- **Task directions**
Copy every line of the entries that includes the word "MACBETH".

- **Material supplied**
BEGIN

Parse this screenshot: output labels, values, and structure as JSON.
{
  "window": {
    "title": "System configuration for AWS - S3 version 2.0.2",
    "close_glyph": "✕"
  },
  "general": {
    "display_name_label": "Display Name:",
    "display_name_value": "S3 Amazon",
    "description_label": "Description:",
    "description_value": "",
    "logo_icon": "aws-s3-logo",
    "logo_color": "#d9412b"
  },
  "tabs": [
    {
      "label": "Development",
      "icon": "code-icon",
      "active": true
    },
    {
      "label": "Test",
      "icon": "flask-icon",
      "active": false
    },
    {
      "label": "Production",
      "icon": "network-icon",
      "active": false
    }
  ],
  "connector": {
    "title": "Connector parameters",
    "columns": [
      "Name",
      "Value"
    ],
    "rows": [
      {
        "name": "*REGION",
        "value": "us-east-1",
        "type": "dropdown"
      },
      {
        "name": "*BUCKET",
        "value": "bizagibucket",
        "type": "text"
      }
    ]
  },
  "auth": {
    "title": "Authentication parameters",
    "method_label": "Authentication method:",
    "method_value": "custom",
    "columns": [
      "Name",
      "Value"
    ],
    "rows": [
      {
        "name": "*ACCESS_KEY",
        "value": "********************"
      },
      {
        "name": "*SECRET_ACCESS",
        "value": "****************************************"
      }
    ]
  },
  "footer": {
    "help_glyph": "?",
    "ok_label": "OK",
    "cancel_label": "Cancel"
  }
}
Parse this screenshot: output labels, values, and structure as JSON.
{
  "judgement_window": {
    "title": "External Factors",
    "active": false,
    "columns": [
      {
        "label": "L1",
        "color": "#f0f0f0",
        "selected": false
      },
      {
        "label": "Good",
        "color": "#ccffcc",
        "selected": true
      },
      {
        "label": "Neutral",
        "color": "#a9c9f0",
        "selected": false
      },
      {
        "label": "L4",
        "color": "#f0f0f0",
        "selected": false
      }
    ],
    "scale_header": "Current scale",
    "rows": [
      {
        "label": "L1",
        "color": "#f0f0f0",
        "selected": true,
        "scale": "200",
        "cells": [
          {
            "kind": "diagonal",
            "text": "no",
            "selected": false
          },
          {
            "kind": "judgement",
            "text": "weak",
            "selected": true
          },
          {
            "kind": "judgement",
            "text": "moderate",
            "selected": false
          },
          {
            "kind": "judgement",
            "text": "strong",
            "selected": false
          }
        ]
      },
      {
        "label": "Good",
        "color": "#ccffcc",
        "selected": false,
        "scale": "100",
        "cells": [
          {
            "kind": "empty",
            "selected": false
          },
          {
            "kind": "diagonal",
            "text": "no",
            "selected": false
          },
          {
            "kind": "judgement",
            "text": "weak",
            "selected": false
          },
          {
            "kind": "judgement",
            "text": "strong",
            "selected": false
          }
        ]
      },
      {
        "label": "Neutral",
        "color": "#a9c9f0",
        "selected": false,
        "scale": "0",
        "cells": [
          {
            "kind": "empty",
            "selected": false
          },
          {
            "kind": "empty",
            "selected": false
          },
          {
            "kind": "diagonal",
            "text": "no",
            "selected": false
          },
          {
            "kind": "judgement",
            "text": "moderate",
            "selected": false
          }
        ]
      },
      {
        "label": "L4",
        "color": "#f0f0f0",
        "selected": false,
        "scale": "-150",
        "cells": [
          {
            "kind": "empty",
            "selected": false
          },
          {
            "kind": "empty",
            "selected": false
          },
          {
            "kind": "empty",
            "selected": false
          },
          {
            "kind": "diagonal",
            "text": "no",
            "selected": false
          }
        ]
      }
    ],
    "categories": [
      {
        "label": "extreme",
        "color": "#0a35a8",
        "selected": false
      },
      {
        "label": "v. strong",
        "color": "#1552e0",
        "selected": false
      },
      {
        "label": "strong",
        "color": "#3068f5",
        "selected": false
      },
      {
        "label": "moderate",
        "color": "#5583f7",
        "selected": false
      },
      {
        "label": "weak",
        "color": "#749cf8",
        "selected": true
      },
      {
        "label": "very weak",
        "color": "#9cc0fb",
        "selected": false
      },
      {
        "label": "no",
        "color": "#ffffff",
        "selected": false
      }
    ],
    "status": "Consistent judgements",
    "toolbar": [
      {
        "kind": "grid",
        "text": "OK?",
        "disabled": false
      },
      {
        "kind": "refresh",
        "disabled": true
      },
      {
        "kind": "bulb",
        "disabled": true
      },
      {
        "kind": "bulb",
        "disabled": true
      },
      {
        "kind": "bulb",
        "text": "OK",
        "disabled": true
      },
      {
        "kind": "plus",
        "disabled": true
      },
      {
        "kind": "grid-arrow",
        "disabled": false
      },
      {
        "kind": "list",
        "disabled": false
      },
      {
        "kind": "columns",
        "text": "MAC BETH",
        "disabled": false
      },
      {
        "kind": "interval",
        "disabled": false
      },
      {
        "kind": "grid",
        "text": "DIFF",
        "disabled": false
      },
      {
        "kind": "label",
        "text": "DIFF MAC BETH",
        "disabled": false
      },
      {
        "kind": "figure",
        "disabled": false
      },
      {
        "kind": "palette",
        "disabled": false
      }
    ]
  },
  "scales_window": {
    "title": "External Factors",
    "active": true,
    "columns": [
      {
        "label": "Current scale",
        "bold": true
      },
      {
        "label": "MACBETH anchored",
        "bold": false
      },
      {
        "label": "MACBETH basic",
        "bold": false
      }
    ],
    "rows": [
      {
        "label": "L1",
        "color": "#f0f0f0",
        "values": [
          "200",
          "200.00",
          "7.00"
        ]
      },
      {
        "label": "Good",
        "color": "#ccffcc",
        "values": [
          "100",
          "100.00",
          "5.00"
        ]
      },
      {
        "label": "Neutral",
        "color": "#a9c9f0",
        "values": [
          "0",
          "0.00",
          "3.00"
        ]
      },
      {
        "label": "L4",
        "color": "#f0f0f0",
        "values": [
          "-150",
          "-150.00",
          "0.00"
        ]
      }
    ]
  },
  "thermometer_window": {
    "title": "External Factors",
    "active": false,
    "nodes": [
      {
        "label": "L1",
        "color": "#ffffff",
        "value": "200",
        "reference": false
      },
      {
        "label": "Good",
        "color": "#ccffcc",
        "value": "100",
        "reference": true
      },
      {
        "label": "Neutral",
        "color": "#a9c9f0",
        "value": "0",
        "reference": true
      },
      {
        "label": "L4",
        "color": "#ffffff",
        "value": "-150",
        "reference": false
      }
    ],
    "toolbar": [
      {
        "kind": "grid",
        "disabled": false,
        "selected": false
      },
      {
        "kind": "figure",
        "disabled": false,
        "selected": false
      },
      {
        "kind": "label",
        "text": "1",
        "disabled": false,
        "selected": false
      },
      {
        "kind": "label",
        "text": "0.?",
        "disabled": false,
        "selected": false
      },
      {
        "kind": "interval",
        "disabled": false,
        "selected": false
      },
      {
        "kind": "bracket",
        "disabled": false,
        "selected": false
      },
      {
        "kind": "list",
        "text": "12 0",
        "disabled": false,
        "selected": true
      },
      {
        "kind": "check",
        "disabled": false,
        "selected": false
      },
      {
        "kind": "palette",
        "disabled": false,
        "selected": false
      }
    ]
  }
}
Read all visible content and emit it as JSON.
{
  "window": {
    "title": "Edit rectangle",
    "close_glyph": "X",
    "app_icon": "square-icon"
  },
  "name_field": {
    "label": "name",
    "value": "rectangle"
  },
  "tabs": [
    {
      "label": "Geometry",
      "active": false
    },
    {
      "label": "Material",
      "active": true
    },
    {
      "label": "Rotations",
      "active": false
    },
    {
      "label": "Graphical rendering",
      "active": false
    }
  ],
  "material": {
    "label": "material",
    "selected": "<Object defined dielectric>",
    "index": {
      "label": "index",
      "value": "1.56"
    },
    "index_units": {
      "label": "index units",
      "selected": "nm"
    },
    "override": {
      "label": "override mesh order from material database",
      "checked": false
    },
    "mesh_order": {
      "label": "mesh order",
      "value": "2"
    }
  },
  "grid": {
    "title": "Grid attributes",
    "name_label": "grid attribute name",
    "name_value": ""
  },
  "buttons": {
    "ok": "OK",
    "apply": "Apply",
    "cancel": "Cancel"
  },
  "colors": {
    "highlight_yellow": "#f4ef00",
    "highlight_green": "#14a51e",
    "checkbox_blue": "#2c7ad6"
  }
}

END

- **Task answer**
        "label": "MACBETH anchored",
        "label": "MACBETH basic",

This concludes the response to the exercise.